Flamborough Head is one of the most stunning natural sites in Yorkshire. It is a chalk headland that plunges into the North Sea, forming tall white cliffs. The cliffs start at Bridlington and they stretch on 6 mi. They progressively become higher towards the north face of the headland, reaching a height of 330 feet at Bempton Cliffs. There, the cliffs are made of a greyer and harder stone.
The headland can be reached by car; there are several car parks including one close to the very end of the promontory. The site can also be visited on foot from the train stations of Bempton and Bridlington. A path follows the edge of the cliffs all around the headland, offering outstanding views. It is possible to walk all along the cliffs from Bridlington to Bempton – around 12 mi.

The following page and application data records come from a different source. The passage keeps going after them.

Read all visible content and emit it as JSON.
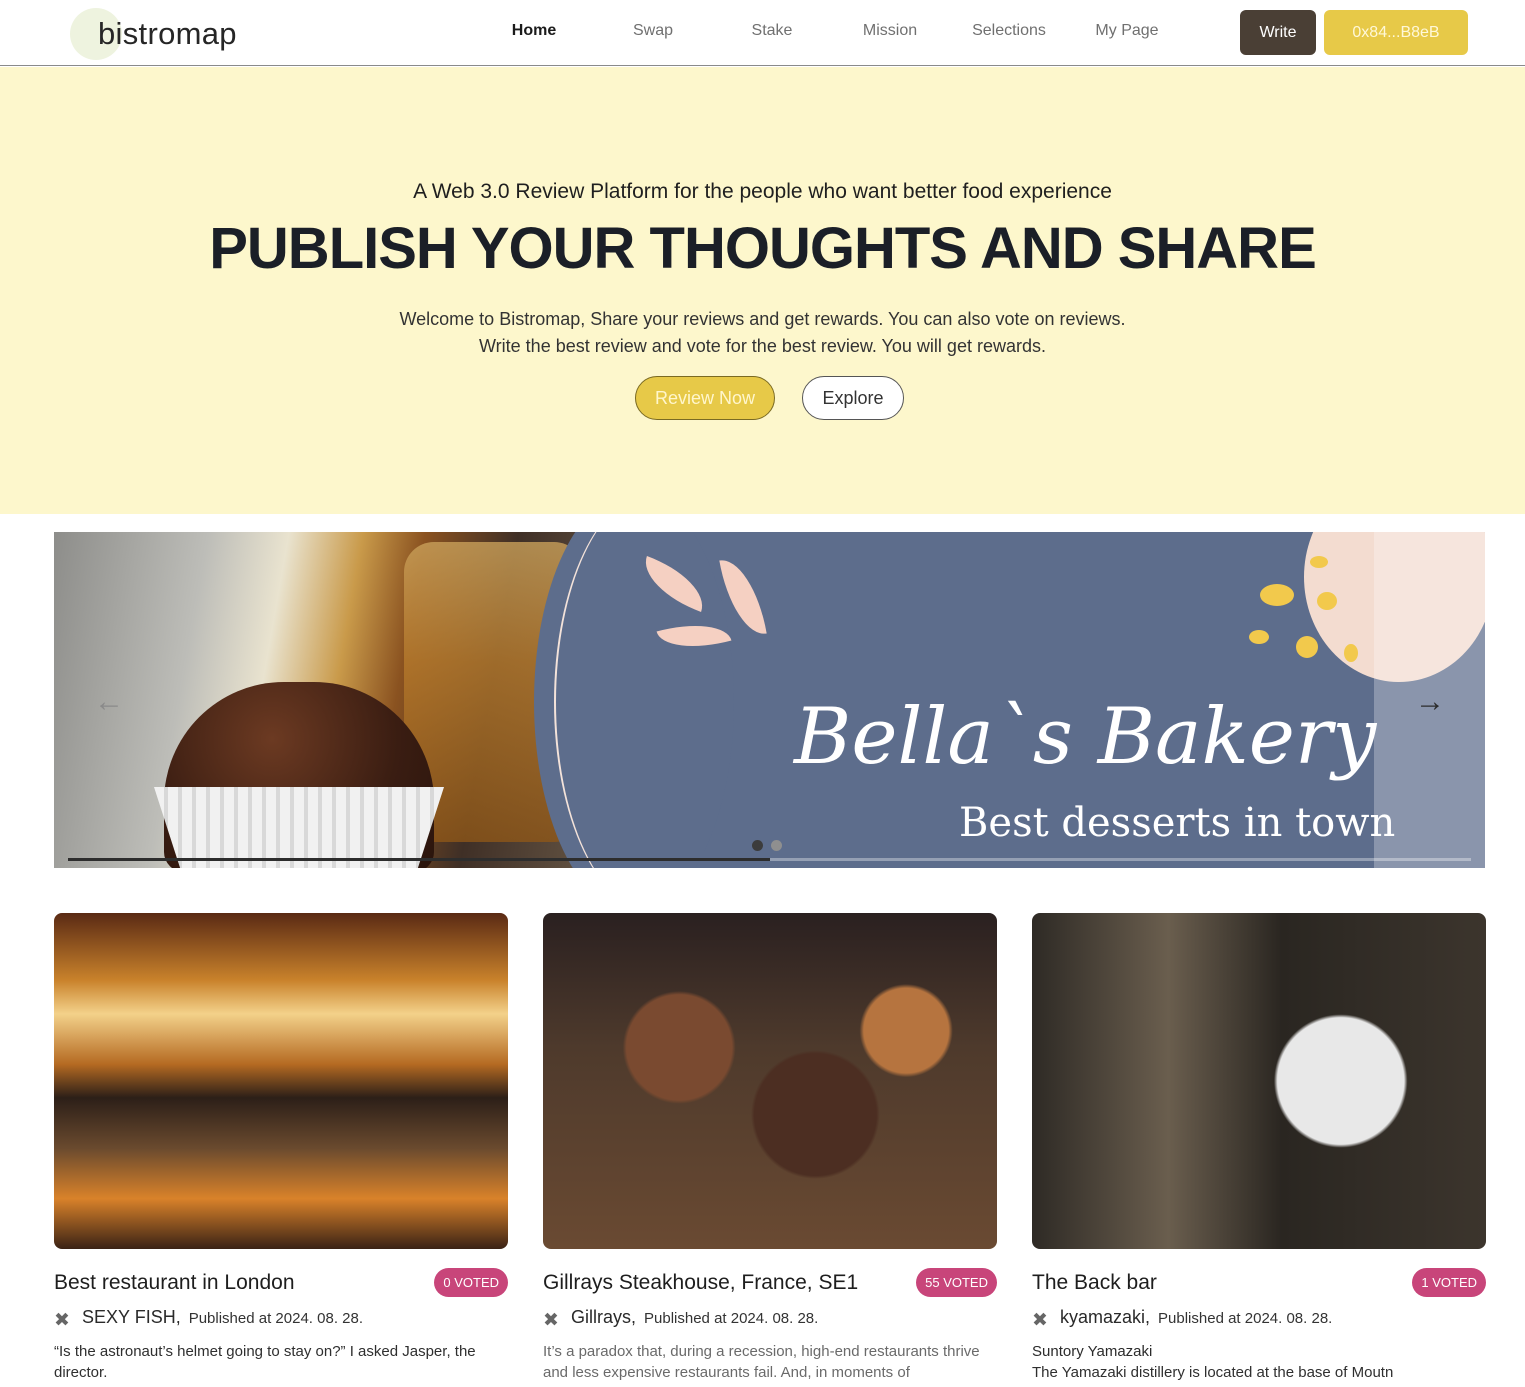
{
  "header": {
    "logo": "bistromap",
    "nav": [
      "Home",
      "Swap",
      "Stake",
      "Mission",
      "Selections",
      "My Page"
    ],
    "active_nav": "Home",
    "write_label": "Write",
    "wallet_label": "0x84...B8eB"
  },
  "hero": {
    "kicker": "A Web 3.0 Review Platform for the people who want better food experience",
    "title": "PUBLISH YOUR THOUGHTS AND SHARE",
    "desc_line1": "Welcome to Bistromap, Share your reviews and get rewards. You can also vote on reviews.",
    "desc_line2": "Write the best review and vote for the best review. You will get rewards.",
    "primary_button": "Review Now",
    "secondary_button": "Explore"
  },
  "banner": {
    "title": "Bella`s Bakery",
    "subtitle": "Best desserts in town",
    "prev_icon": "arrow-left-icon",
    "next_icon": "arrow-right-icon",
    "slide_count": 2,
    "active_slide": 1,
    "progress": 0.5
  },
  "cards": [
    {
      "title": "Best restaurant in London",
      "votes": "0 VOTED",
      "author": "SEXY FISH,",
      "published": "Published at 2024. 08. 28.",
      "subtitle": "",
      "excerpt": "“Is the astronaut’s helmet going to stay on?” I asked Jasper, the director."
    },
    {
      "title": "Gillrays Steakhouse, France, SE1",
      "votes": "55 VOTED",
      "author": "Gillrays,",
      "published": "Published at 2024. 08. 28.",
      "subtitle": "",
      "excerpt": "It’s a paradox that, during a recession, high-end restaurants thrive and less expensive restaurants fail. And, in moments of"
    },
    {
      "title": "The Back bar",
      "votes": "1 VOTED",
      "author": "kyamazaki,",
      "published": "Published at 2024. 08. 28.",
      "subtitle": "Suntory Yamazaki",
      "excerpt": "The Yamazaki distillery is located at the base of Moutn"
    }
  ],
  "colors": {
    "hero_bg": "#fdf7cc",
    "accent_yellow": "#e7c948",
    "write_brown": "#4a3f35",
    "vote_pink": "#c8457a",
    "banner_blue": "#5d6d8c"
  },
  "icons": {
    "cutlery": "cutlery-icon"
  }
}
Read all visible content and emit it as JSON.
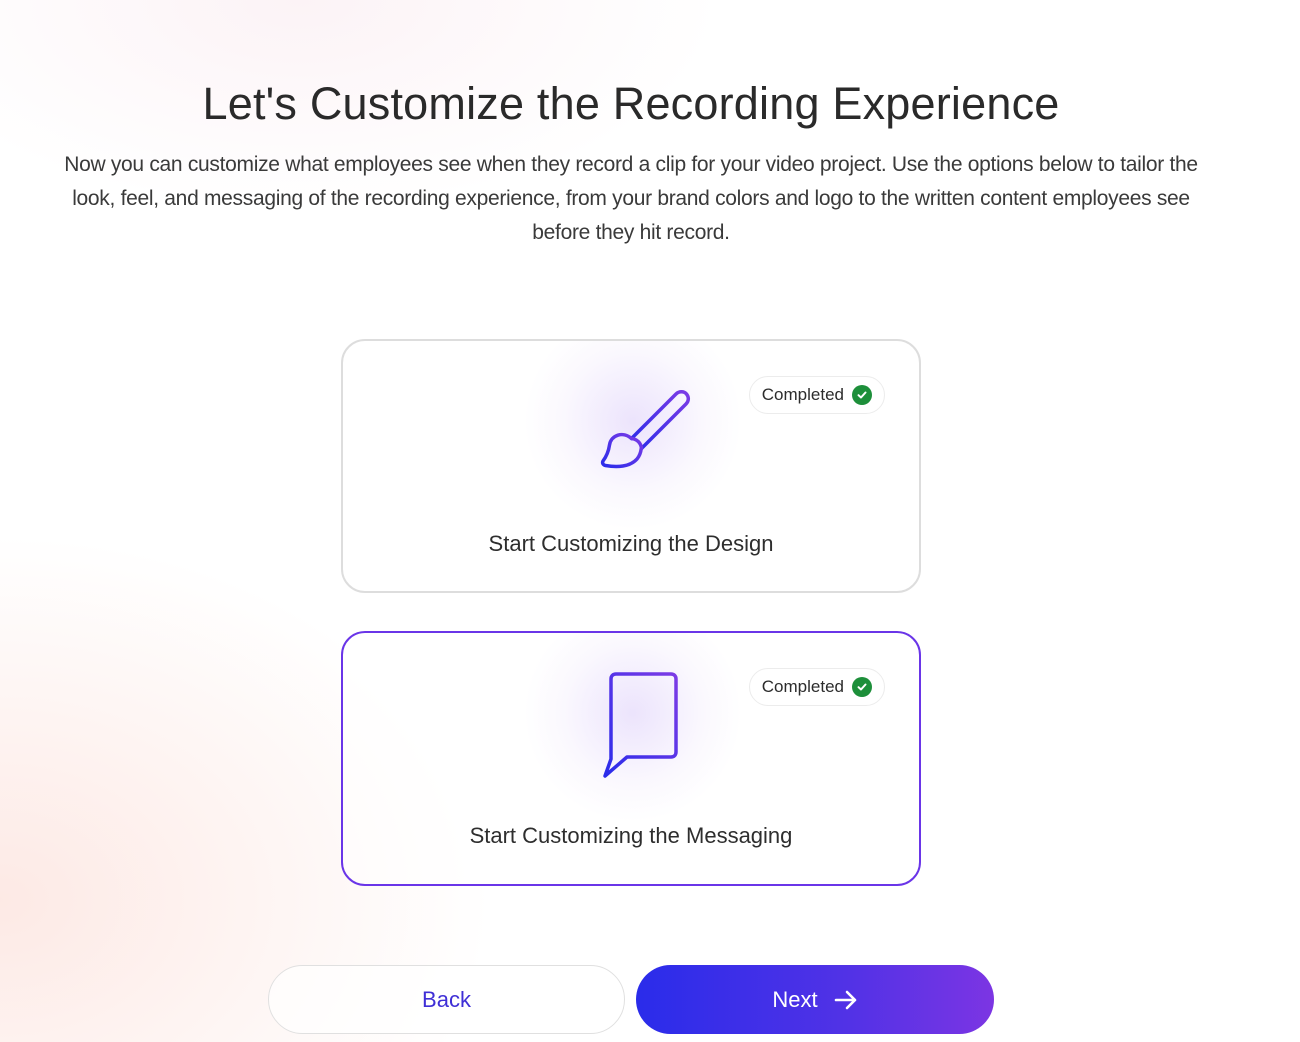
{
  "header": {
    "title": "Let's Customize the Recording Experience",
    "subtitle": "Now you can customize what employees see when they record a clip for your video project. Use the options below to tailor the look, feel, and messaging of the recording experience, from your brand colors and logo to the written content employees see before they hit record."
  },
  "cards": [
    {
      "id": "design",
      "label": "Start Customizing the Design",
      "status": "Completed",
      "icon": "paintbrush-icon",
      "selected": false
    },
    {
      "id": "messaging",
      "label": "Start Customizing the Messaging",
      "status": "Completed",
      "icon": "message-icon",
      "selected": true
    }
  ],
  "footer": {
    "back_label": "Back",
    "next_label": "Next",
    "next_icon": "arrow-right-icon"
  },
  "colors": {
    "accent_start": "#2a2cea",
    "accent_end": "#7c35e3",
    "selected_border": "#6a35e8",
    "completed_green": "#1d8f3a"
  }
}
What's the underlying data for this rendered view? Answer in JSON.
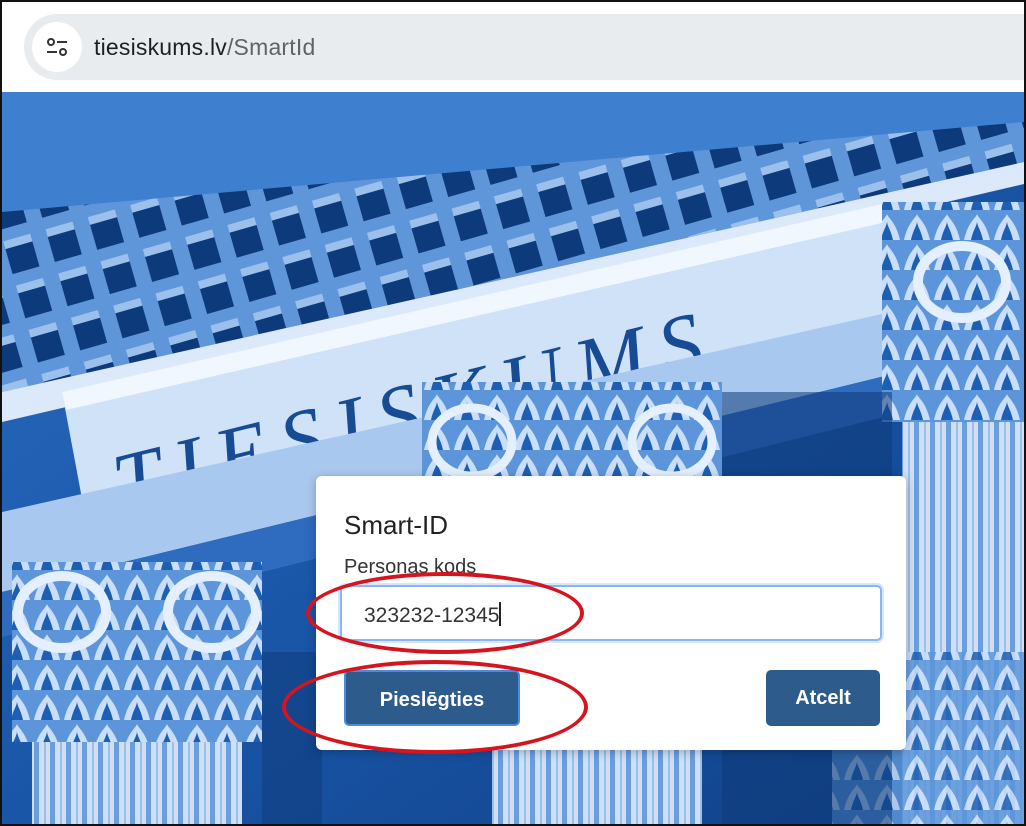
{
  "browser": {
    "url_host": "tiesiskums.lv",
    "url_path": "/SmartId",
    "site_settings_icon": "tune-icon"
  },
  "hero": {
    "inscription": "TIESISKUMS",
    "tint_color": "#1d5fb3"
  },
  "login_dialog": {
    "title": "Smart-ID",
    "field_label": "Personas kods",
    "field_value": "323232-12345",
    "login_button": "Pieslēgties",
    "cancel_button": "Atcelt",
    "button_color": "#2d5b8c"
  },
  "annotations": {
    "highlight_color": "#d6141d"
  }
}
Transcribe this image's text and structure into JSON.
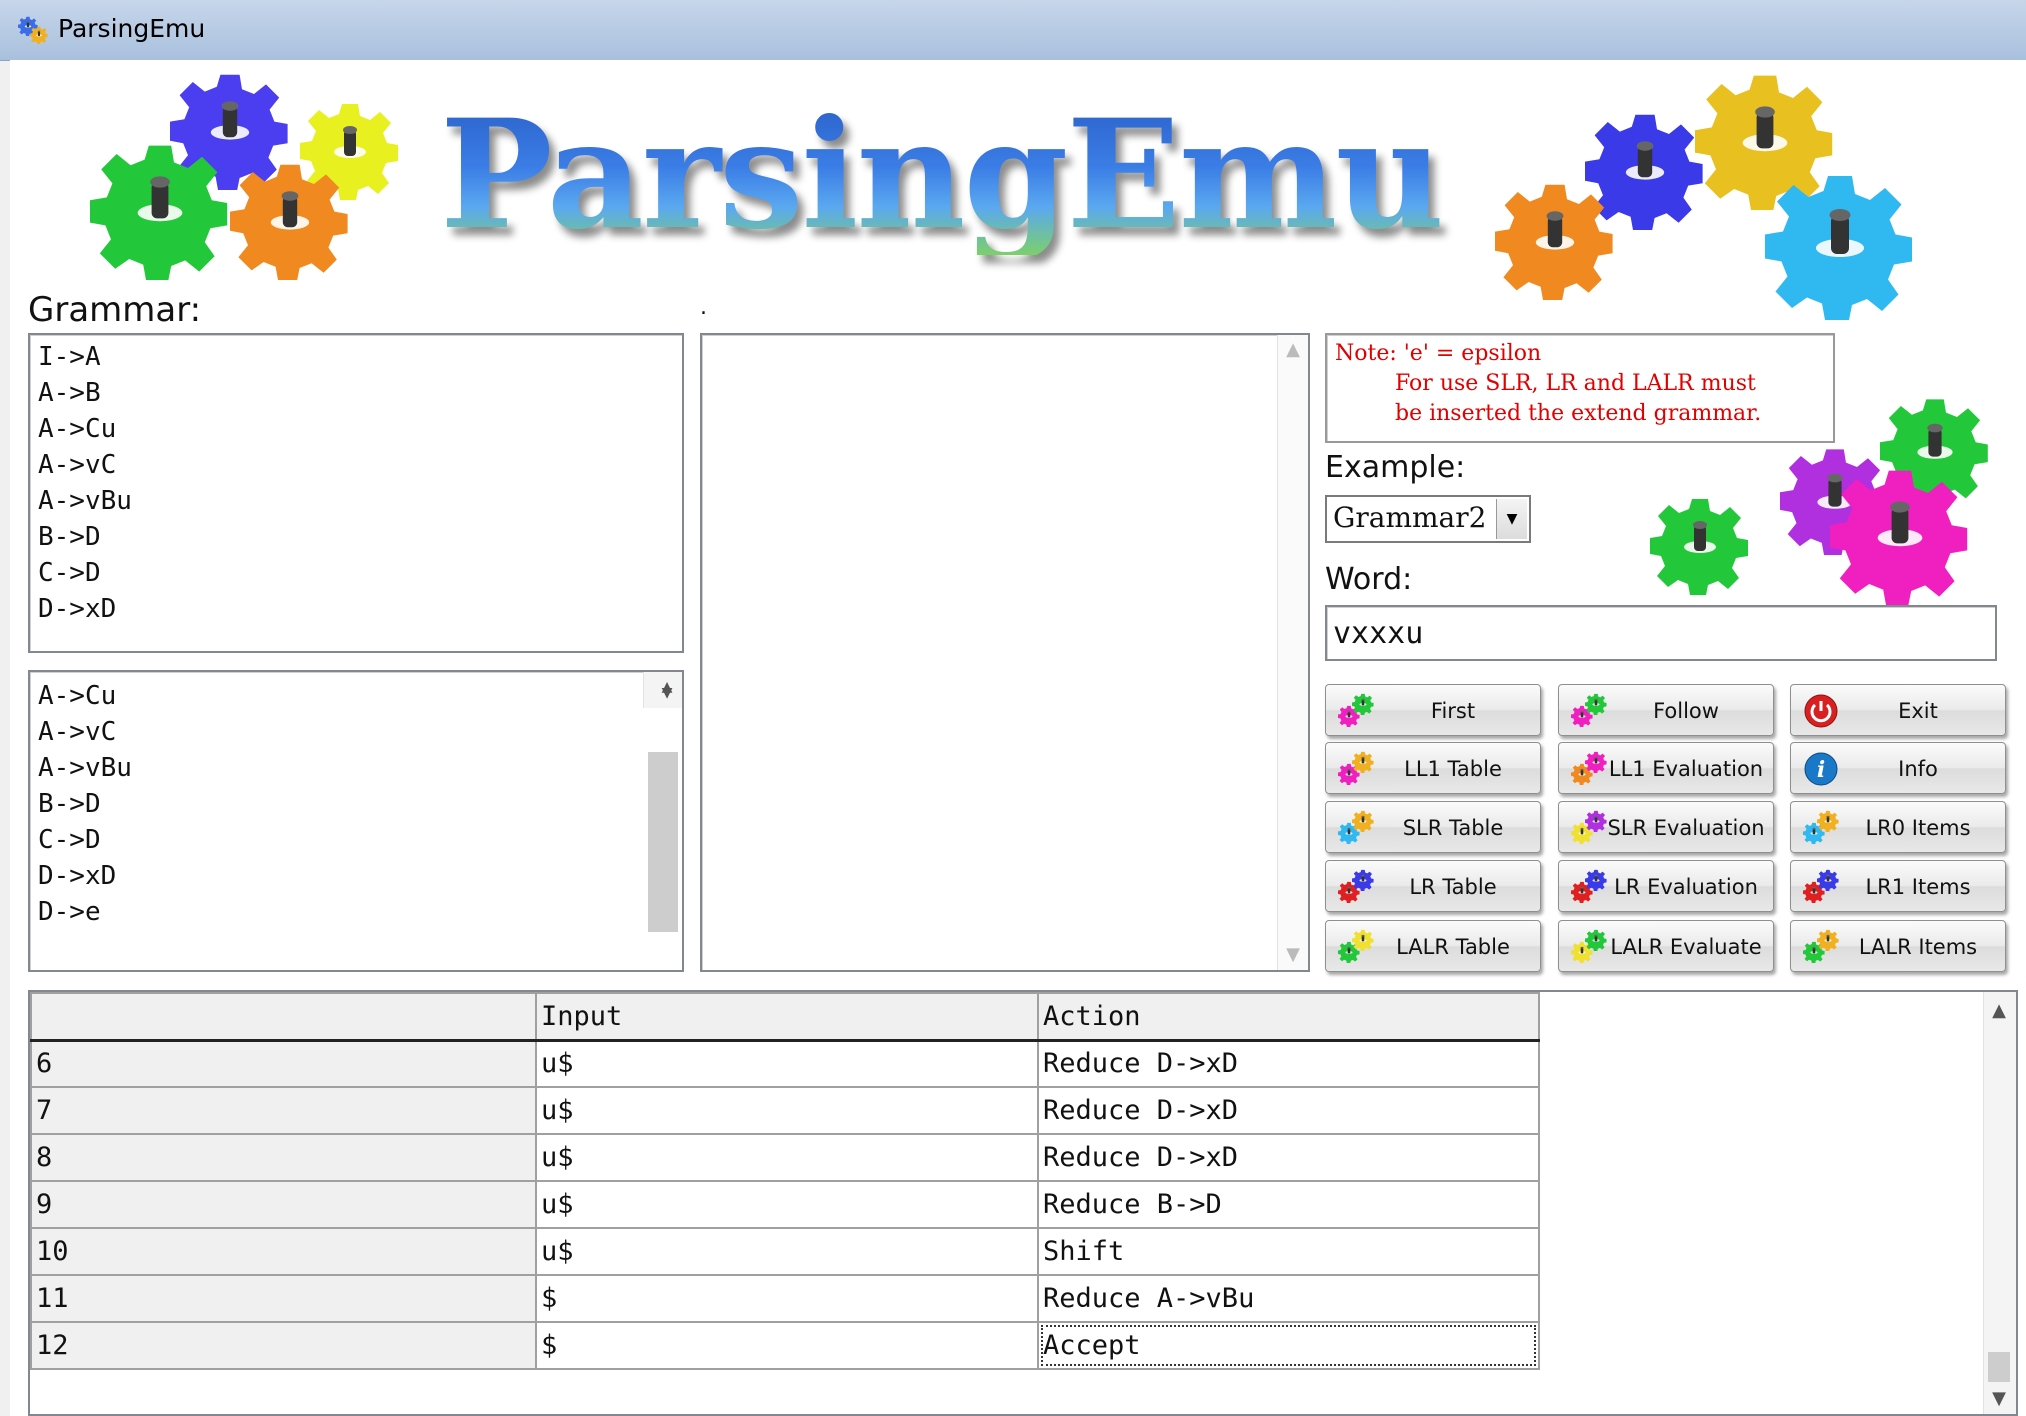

The cliffs at Flamborough and Bempton are the only white sea cliffs in the North of England. They constitute the very end of the Yorkshire Wolds, a range of chalk hills which is located between the East Riding and North Yorkshire. Flamborough and Bempton are of high value for geologists as they display all sorts of rock formations – caves, pillars, natural arches.
The headland is also popular among birdwatchers – it hosts a huge number of seabirds, notably a vast colony of Northern gannets. It is also easy to spot seagulls, cormorants, oystercatchers and eiders. While the top of the headland is covered with quiet meadows, the cliffs are populated with hundreds of birds whose noise can be quite impressive. The best time of the year to watch the birds is in spring and summer when they are nesting.
Bempton Cliffs are managed by the RSBP which provides visitors with viewpoints, a car park and an information centre. These are located 1 mi from the village of Bempton, and 5 mi from Bridlington.
Around Flamborough Head: